*** Opening Task inputs ***

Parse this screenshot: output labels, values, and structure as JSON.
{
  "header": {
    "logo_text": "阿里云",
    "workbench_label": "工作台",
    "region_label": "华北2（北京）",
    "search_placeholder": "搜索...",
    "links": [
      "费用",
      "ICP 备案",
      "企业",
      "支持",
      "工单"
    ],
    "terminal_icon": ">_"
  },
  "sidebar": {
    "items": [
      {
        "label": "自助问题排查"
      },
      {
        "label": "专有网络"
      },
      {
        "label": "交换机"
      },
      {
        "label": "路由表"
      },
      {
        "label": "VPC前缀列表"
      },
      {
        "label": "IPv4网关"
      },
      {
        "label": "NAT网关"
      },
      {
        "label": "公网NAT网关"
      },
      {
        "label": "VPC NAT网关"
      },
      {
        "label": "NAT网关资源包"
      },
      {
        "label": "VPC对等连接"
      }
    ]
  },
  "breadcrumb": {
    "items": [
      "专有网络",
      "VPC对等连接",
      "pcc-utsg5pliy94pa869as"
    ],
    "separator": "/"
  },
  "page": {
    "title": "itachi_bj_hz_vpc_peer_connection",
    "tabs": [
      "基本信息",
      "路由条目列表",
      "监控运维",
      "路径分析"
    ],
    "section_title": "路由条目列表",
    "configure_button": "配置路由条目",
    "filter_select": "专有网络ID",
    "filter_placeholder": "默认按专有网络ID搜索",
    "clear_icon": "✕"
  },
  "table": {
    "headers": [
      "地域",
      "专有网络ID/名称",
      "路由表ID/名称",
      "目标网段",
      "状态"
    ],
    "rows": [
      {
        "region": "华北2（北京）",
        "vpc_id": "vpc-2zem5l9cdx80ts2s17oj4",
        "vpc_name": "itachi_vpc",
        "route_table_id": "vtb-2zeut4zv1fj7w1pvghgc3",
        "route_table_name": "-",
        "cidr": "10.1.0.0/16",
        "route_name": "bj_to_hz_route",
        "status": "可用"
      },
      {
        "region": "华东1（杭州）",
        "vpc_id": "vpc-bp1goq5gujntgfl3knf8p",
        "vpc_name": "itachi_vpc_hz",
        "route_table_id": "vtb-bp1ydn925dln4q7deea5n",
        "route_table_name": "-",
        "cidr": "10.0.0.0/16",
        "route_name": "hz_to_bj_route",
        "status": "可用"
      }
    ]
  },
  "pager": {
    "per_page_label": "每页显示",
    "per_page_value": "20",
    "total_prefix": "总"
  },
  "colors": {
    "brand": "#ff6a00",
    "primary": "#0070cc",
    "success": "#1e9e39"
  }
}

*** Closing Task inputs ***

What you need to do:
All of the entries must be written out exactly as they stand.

Solution to the exercise:
Parse this screenshot: output labels, values, and structure as JSON.
{
  "header": {
    "logo_text": "阿里云",
    "workbench_label": "工作台",
    "region_label": "华北2（北京）",
    "search_placeholder": "搜索...",
    "links": [
      "费用",
      "ICP 备案",
      "企业",
      "支持",
      "工单"
    ],
    "terminal_icon": ">_"
  },
  "sidebar": {
    "items": [
      {
        "label": "自助问题排查"
      },
      {
        "label": "专有网络"
      },
      {
        "label": "交换机"
      },
      {
        "label": "路由表"
      },
      {
        "label": "VPC前缀列表"
      },
      {
        "label": "IPv4网关"
      },
      {
        "label": "NAT网关"
      },
      {
        "label": "公网NAT网关"
      },
      {
        "label": "VPC NAT网关"
      },
      {
        "label": "NAT网关资源包"
      },
      {
        "label": "VPC对等连接"
      }
    ]
  },
  "breadcrumb": {
    "items": [
      "专有网络",
      "VPC对等连接",
      "pcc-utsg5pliy94pa869as"
    ],
    "separator": "/"
  },
  "page": {
    "title": "itachi_bj_hz_vpc_peer_connection",
    "tabs": [
      "基本信息",
      "路由条目列表",
      "监控运维",
      "路径分析"
    ],
    "section_title": "路由条目列表",
    "configure_button": "配置路由条目",
    "filter_select": "专有网络ID",
    "filter_placeholder": "默认按专有网络ID搜索",
    "clear_icon": "✕"
  },
  "table": {
    "headers": [
      "地域",
      "专有网络ID/名称",
      "路由表ID/名称",
      "目标网段",
      "状态"
    ],
    "rows": [
      {
        "region": "华北2（北京）",
        "vpc_id": "vpc-2zem5l9cdx80ts2s17oj4",
        "vpc_name": "itachi_vpc",
        "route_table_id": "vtb-2zeut4zv1fj7w1pvghgc3",
        "route_table_name": "-",
        "cidr": "10.1.0.0/16",
        "route_name": "bj_to_hz_route",
        "status": "可用"
      },
      {
        "region": "华东1（杭州）",
        "vpc_id": "vpc-bp1goq5gujntgfl3knf8p",
        "vpc_name": "itachi_vpc_hz",
        "route_table_id": "vtb-bp1ydn925dln4q7deea5n",
        "route_table_name": "-",
        "cidr": "10.0.0.0/16",
        "route_name": "hz_to_bj_route",
        "status": "可用"
      }
    ]
  },
  "pager": {
    "per_page_label": "每页显示",
    "per_page_value": "20",
    "total_prefix": "总"
  },
  "colors": {
    "brand": "#ff6a00",
    "primary": "#0070cc",
    "success": "#1e9e39"
  }
}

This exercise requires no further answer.